◆ Exercise details
The required result is each line of the entries below containing the string "marketing".

◆ Data provided
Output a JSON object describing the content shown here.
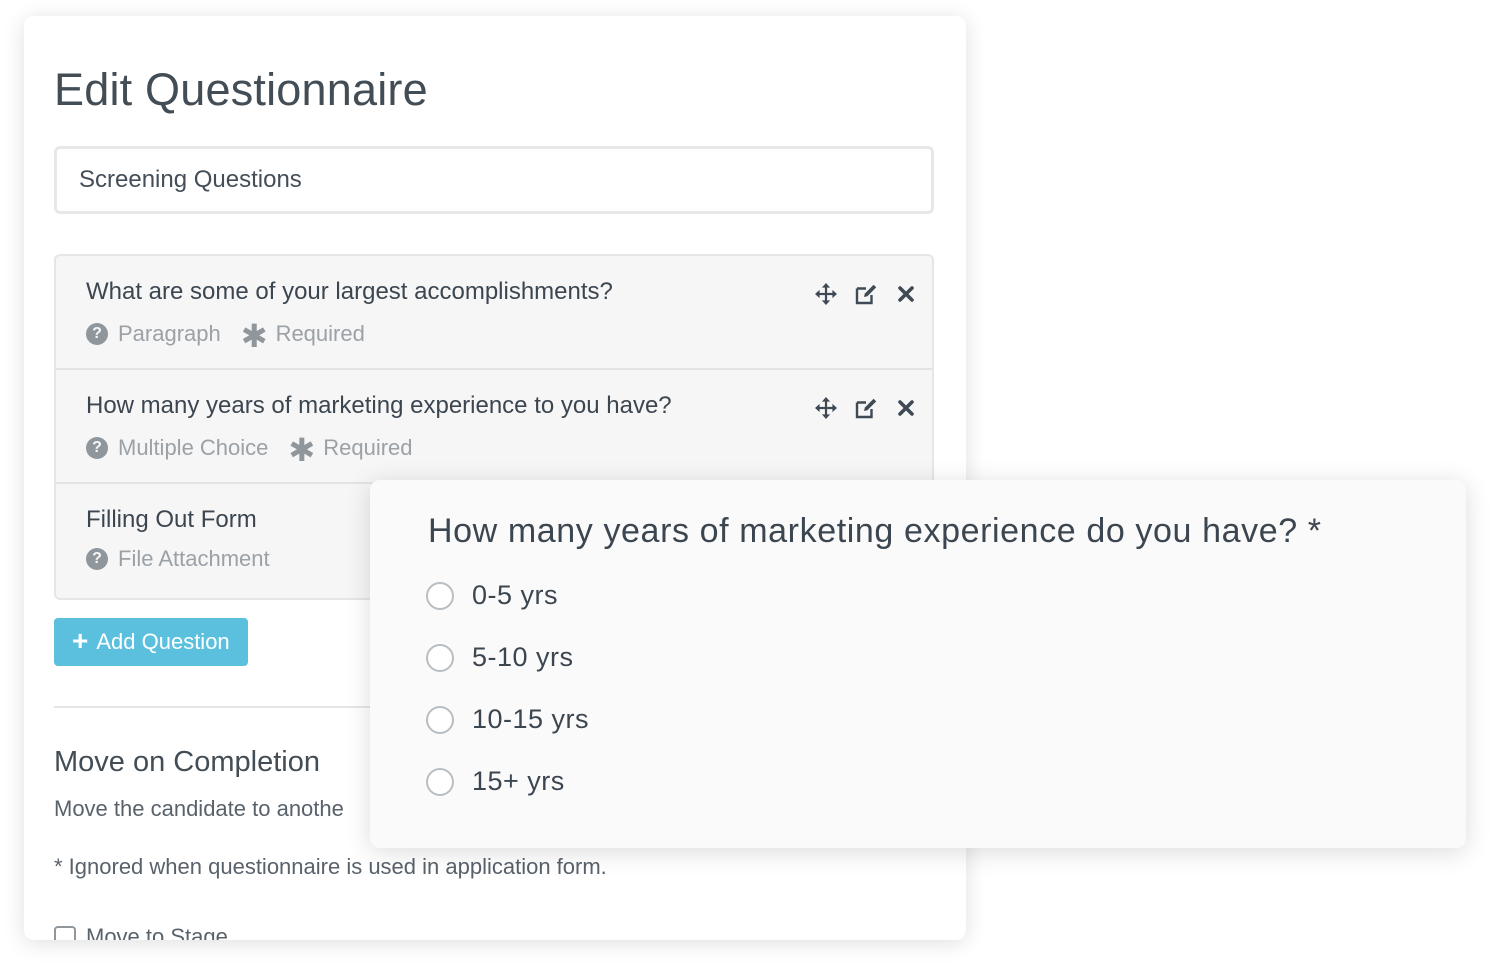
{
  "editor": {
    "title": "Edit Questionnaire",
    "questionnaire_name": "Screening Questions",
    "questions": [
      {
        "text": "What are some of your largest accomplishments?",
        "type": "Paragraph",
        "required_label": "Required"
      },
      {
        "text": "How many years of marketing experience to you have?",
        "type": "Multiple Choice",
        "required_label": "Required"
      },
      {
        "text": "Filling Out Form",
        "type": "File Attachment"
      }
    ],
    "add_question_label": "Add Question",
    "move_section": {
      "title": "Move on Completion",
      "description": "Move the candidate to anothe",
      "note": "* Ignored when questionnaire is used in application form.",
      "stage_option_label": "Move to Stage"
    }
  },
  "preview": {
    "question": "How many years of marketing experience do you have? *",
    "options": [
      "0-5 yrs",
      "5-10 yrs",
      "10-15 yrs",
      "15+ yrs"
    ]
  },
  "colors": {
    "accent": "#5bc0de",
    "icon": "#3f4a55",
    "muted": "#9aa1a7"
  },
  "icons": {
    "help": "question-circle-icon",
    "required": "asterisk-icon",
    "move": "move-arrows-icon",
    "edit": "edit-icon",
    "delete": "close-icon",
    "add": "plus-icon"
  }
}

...

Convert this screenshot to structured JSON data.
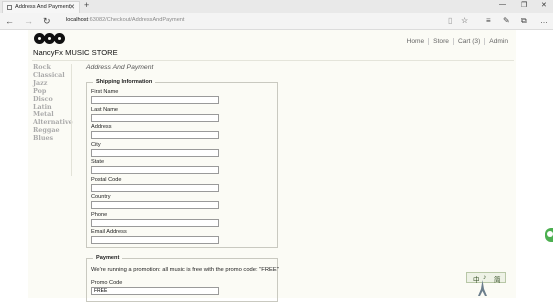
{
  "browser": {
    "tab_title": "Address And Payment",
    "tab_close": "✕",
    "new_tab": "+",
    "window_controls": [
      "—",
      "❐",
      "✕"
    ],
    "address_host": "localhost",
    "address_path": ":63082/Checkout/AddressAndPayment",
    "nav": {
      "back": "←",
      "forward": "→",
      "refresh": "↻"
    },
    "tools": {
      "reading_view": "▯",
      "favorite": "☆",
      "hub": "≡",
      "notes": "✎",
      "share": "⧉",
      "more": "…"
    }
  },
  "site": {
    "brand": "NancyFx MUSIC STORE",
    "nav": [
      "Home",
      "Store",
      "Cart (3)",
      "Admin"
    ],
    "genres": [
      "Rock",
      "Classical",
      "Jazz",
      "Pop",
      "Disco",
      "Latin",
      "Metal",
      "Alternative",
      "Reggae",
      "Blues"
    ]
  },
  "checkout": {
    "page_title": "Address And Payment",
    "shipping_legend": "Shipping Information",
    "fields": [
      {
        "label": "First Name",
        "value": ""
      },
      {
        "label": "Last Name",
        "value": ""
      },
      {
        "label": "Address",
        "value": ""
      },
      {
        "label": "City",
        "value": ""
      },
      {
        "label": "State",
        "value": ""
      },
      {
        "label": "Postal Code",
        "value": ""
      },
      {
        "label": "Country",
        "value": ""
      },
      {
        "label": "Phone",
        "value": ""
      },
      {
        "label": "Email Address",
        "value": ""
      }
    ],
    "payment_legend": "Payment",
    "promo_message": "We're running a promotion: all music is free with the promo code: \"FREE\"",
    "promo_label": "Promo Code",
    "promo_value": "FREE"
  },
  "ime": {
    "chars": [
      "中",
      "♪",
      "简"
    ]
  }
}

◆ Result
        "text": "How many years of marketing experience to you have?",
    "question": "How many years of marketing experience do you have? *",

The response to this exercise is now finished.